Excerpts from an interface dataset
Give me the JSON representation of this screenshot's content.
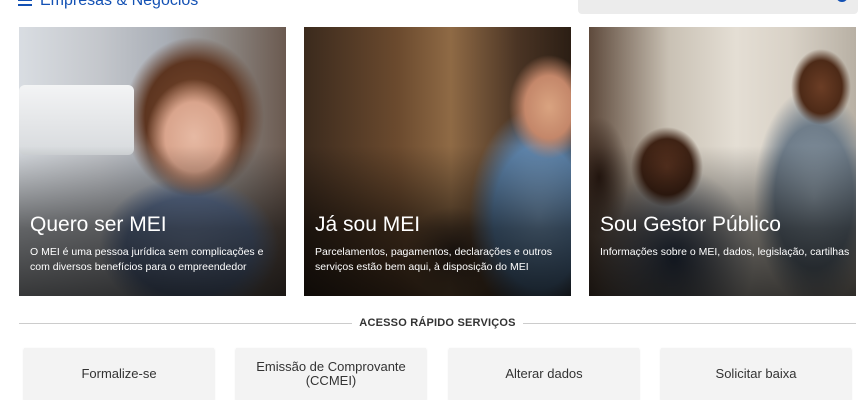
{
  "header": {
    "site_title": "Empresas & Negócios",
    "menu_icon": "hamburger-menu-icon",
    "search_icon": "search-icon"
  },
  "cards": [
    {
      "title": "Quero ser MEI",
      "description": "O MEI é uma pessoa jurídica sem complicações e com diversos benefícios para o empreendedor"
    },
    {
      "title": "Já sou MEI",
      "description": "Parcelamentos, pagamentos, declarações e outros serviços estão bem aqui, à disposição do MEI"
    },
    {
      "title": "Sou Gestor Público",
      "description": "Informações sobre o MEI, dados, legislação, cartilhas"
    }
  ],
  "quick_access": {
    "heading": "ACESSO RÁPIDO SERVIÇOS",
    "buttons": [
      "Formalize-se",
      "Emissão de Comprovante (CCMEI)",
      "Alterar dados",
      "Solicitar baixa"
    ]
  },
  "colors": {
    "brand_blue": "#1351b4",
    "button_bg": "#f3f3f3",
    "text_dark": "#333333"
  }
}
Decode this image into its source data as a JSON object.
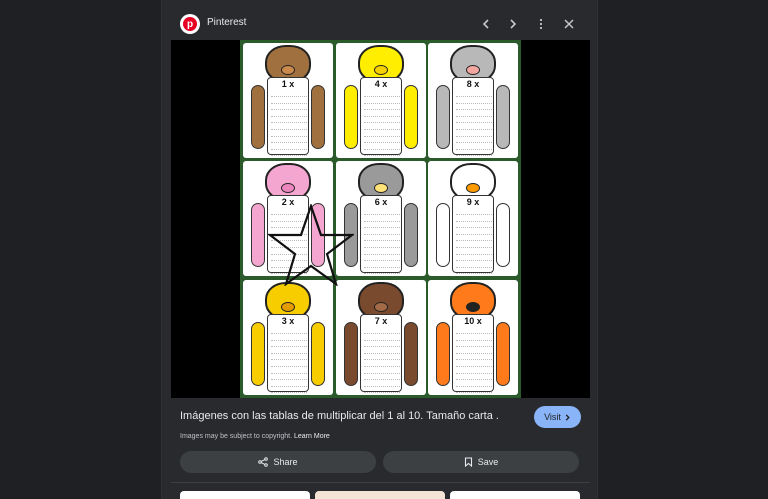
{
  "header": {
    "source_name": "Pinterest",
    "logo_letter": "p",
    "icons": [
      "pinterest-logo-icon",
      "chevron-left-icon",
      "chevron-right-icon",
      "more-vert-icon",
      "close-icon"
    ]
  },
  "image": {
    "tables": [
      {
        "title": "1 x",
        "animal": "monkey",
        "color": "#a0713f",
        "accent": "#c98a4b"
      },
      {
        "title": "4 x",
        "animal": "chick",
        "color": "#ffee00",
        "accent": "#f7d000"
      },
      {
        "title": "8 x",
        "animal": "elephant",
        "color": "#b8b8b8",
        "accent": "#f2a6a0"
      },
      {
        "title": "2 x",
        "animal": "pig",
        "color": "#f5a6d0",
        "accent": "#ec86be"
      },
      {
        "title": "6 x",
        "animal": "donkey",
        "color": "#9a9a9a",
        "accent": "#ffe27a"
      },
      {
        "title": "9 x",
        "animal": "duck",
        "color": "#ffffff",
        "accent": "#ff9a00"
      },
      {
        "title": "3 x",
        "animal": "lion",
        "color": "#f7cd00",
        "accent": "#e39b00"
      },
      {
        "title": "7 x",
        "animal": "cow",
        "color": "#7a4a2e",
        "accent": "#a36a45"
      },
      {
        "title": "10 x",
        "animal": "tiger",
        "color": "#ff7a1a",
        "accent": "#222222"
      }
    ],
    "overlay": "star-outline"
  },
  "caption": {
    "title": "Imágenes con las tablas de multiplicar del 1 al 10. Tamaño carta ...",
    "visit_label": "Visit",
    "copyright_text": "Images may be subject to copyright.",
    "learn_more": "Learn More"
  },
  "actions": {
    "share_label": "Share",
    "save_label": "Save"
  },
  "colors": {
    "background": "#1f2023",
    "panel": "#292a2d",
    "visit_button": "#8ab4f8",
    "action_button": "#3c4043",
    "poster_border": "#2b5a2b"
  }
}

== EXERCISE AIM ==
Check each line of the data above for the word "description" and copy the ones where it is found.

== RESPONSE TO THE EXERCISE ==
      "description": "O MEI é uma pessoa jurídica sem complicações e com diversos benefícios para o empreendedor"
      "description": "Parcelamentos, pagamentos, declarações e outros serviços estão bem aqui, à disposição do MEI"
      "description": "Informações sobre o MEI, dados, legislação, cartilhas"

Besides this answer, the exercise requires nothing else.